Yesterday, the justices appeared as narrowly divided on that question as they have been in earlier key redistricting battles, most of which have been decided on 5 to 4 votes.
The debate over majority-black districts is gaining renewed attention in the aftermath of the November elections. In all, five black congressional incumbents whose predominantly black districts were dismantled because of court rulings nonetheless won reelection in new districts. Their victories have prompted some opponents of race-based redistricting to argue that such gerrymandering might not be so critical to minority candidates' success.

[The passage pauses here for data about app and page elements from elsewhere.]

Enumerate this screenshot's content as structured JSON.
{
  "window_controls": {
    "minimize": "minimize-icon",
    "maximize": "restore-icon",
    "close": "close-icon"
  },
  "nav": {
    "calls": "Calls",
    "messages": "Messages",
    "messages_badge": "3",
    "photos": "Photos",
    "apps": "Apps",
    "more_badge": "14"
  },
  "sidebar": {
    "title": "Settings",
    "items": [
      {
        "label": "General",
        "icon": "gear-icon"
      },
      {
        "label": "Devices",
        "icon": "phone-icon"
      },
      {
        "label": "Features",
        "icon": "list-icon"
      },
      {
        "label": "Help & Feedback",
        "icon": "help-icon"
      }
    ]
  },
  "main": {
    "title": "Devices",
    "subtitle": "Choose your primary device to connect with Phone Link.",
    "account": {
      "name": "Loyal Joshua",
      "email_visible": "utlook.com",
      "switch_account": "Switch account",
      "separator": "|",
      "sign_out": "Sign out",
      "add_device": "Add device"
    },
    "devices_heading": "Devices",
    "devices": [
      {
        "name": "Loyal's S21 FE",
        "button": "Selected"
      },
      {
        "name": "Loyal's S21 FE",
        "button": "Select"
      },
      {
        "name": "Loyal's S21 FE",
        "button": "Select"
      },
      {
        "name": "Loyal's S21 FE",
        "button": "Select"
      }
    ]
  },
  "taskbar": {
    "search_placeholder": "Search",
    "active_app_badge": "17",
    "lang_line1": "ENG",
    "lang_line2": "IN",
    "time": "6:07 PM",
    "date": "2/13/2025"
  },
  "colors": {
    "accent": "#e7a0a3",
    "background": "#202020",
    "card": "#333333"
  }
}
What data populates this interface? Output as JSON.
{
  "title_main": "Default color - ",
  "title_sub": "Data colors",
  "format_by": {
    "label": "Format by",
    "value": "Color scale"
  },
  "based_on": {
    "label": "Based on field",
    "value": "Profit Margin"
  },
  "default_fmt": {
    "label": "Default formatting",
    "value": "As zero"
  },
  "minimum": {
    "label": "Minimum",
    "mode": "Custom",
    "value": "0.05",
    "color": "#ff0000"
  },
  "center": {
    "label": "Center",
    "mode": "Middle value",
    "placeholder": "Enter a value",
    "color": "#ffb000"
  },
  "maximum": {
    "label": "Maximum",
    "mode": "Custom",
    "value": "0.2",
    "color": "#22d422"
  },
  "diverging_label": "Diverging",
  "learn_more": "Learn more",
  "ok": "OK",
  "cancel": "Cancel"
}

During oral arguments yesterday, A. Lee Parks, representing a group of white Georgia voters, implicitly referred to the reelection of black Georgia Democratic Reps. Cynthia McKinney and Sanford Bishop from new districts. "The real world of this case," he said, " . . . is that both minority candidates won. . . . They found positions that would appeal to both black and white voters."

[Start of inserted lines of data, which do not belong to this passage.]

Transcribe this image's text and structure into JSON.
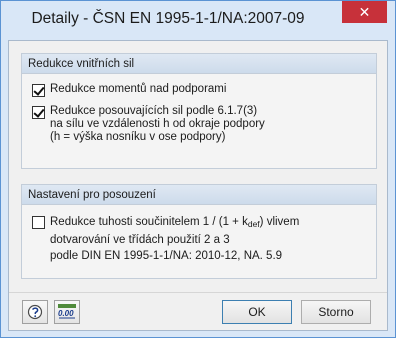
{
  "window": {
    "title": "Detaily - ČSN EN 1995-1-1/NA:2007-09",
    "close_label": "✕"
  },
  "group1": {
    "header": "Redukce vnitřních sil",
    "options": [
      {
        "checked": true,
        "lines": [
          "Redukce momentů nad podporami"
        ]
      },
      {
        "checked": true,
        "lines": [
          "Redukce posouvajících sil podle 6.1.7(3)",
          "na sílu ve vzdálenosti h od okraje podpory",
          "(h = výška nosníku v ose podpory)"
        ]
      }
    ]
  },
  "group2": {
    "header": "Nastavení pro posouzení",
    "option": {
      "checked": false,
      "line1_pre": "Redukce tuhosti součinitelem 1 / (1 + k",
      "line1_sub": "def",
      "line1_post": ") vlivem",
      "line2": "dotvarování ve třídách použití 2 a 3",
      "line3": "podle DIN EN 1995-1-1/NA: 2010-12, NA. 5.9"
    }
  },
  "footer": {
    "ok_label": "OK",
    "cancel_label": "Storno",
    "units_icon_text": "0.00"
  },
  "colors": {
    "title_bg": "#d9e7f7",
    "close_bg": "#c7313a",
    "group_header": "#cddbeb"
  }
}
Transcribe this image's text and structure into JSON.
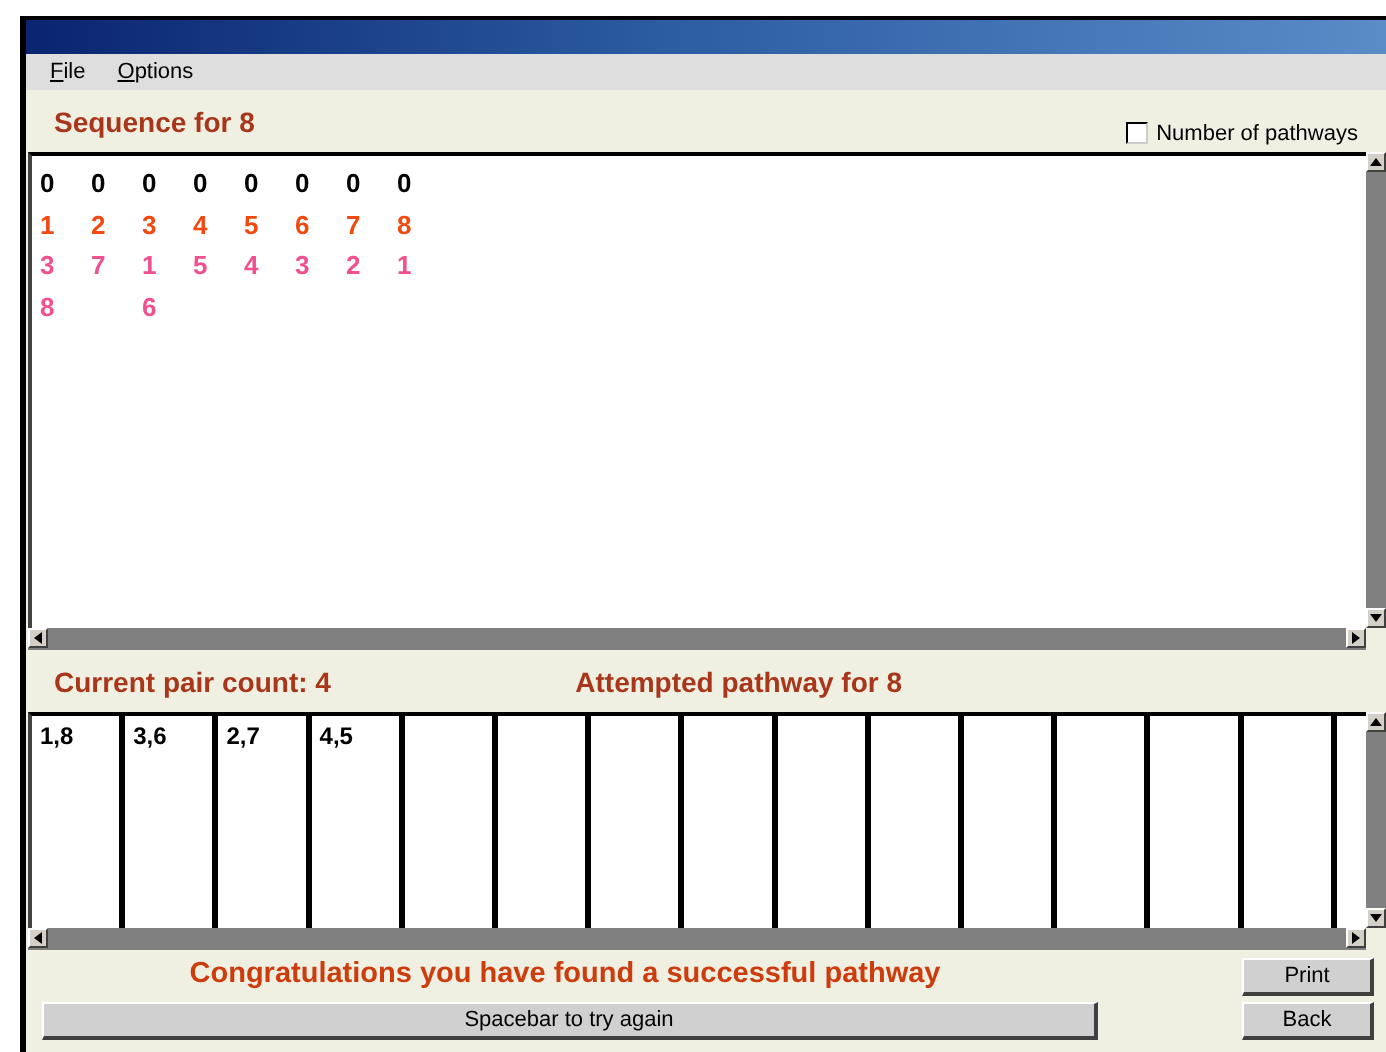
{
  "menu": [
    {
      "label": "File"
    },
    {
      "label": "Options"
    }
  ],
  "sequence_heading": "Sequence for 8",
  "number_of_pathways": {
    "label": "Number of pathways",
    "checked": false
  },
  "sequence_row_colors": [
    {
      "color": "#000000"
    },
    {
      "color": "#f04a10"
    },
    {
      "color": "#f05090"
    },
    {
      "color": "#f05090"
    }
  ],
  "sequence_columns": [
    [
      "0",
      "1",
      "3",
      "8"
    ],
    [
      "0",
      "2",
      "7"
    ],
    [
      "0",
      "3",
      "1",
      "6"
    ],
    [
      "0",
      "4",
      "5"
    ],
    [
      "0",
      "5",
      "4"
    ],
    [
      "0",
      "6",
      "3"
    ],
    [
      "0",
      "7",
      "2"
    ],
    [
      "0",
      "8",
      "1"
    ]
  ],
  "pair_count": "Current pair count: 4",
  "pathway_heading": "Attempted pathway for 8",
  "pathway_cells": [
    "1,8",
    "3,6",
    "2,7",
    "4,5"
  ],
  "message": "Congratulations you have found a successful pathway",
  "try_again": "Spacebar to try again",
  "buttons": [
    "Print",
    "Back"
  ]
}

McKinney appeared at a news conference in front of the high court to defend majority-black districts, insisting that she never would have won reelection if not for her incumbency and its benefits.
When they first acted in the Georgia case 1 1/2 years ago, the justices ruled that when race is the predominant factor in a district's boundaries, it will be subject to the toughest judicial scrutiny, one requiring states to show a compelling justification for the boundaries. This standard is nearly impossible to meet.

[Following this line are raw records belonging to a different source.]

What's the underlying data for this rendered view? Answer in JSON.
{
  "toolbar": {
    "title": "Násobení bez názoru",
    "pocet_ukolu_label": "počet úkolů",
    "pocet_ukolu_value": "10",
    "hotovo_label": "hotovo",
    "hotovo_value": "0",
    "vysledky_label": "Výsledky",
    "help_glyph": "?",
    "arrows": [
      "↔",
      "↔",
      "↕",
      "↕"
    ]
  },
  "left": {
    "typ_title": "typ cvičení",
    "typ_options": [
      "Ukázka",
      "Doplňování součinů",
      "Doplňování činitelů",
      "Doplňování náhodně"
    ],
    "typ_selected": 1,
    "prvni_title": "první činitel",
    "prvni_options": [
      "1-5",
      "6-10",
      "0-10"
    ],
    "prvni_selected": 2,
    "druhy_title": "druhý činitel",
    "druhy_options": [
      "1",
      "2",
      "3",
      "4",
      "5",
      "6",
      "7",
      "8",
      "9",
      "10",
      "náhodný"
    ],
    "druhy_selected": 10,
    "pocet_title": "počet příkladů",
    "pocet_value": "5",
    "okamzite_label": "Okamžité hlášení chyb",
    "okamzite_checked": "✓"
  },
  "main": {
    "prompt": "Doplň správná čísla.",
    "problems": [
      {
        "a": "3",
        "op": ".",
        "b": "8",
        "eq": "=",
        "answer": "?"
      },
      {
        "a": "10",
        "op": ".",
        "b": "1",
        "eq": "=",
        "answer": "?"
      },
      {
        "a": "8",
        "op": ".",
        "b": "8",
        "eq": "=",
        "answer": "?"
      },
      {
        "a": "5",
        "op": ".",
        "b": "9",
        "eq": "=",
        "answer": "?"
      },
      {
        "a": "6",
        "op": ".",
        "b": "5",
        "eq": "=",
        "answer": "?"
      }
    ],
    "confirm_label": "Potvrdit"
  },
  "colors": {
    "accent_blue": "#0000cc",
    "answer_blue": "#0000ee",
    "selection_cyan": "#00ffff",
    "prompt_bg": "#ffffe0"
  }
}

Yesterday the Justice Department asserted that race was but one factor in the boundaries of a second majority-black district it proposed to the lower court.
"A reasonably compact majority-black district can be drawn" without violating the Constitution, Deputy U.S. Solicitor General Seth P. Waxman told the justices.
Waxman contended that Georgia has a concentrated minority population large enough to create a second majority-black district without subverting traditional districting practices. And he told the court that the Georgia legislature, which failed to agree on a map of its own and left the matter to the district court, made clear that it wanted two majority-black districts.
In its ruling, the district court found that the second majority-black district split residents within the same county into separate voting districts "apparently for racial reasons." It rejected the federal government's contention that federal voting rights law requires the creation of a second majority-black district.
While Waxman insisted yesterday that the counties could have been divided based on nonracial grounds, Justice Anthony M. Kennedy observed, "The counties you split are split along white-black lines."
Laughlin McDonald, an ACLU lawyer representing black voters, also argued for the second majority-black district, stressing Georgia's history of racially polarized voting and what he said was the legislature's intent when it tried to create a second district.
Justice Antonin Scalia particularly questioned whether lawmakers truly wanted two majority-black districts or were responding to federal pressure. In the aftermath of the 1990 census, the Justice Department under President George Bush pressed states to maximize the number of majority-black districts. The effort to meet this demand and preserve the turf of white incumbents led to numerous oddly shaped, serpentine districts that are now the focus of litigation nationwide.
The state of Georgia is in an unusual position. During the earlier case at the Supreme Court, it defended the three majority-black districts. But now, in Abrams v. Johnson, it wants the lower court plan with just one district upheld.
Georgia Attorney General Michael J. Bowers said the Justice Department was improperly trying to force on the state a plan that maximizes black voting power.
Separately yesterday, the court heard a voting rights challenge to a Louisiana school board in Bossier Parish. At issue in Reno v. Bossier Parish are federal voting rights standards for proposed changes in district boundaries and how challengers would prove that a voting practice has a discriminatory effect.
© Copyright 1996 The Washington Post Company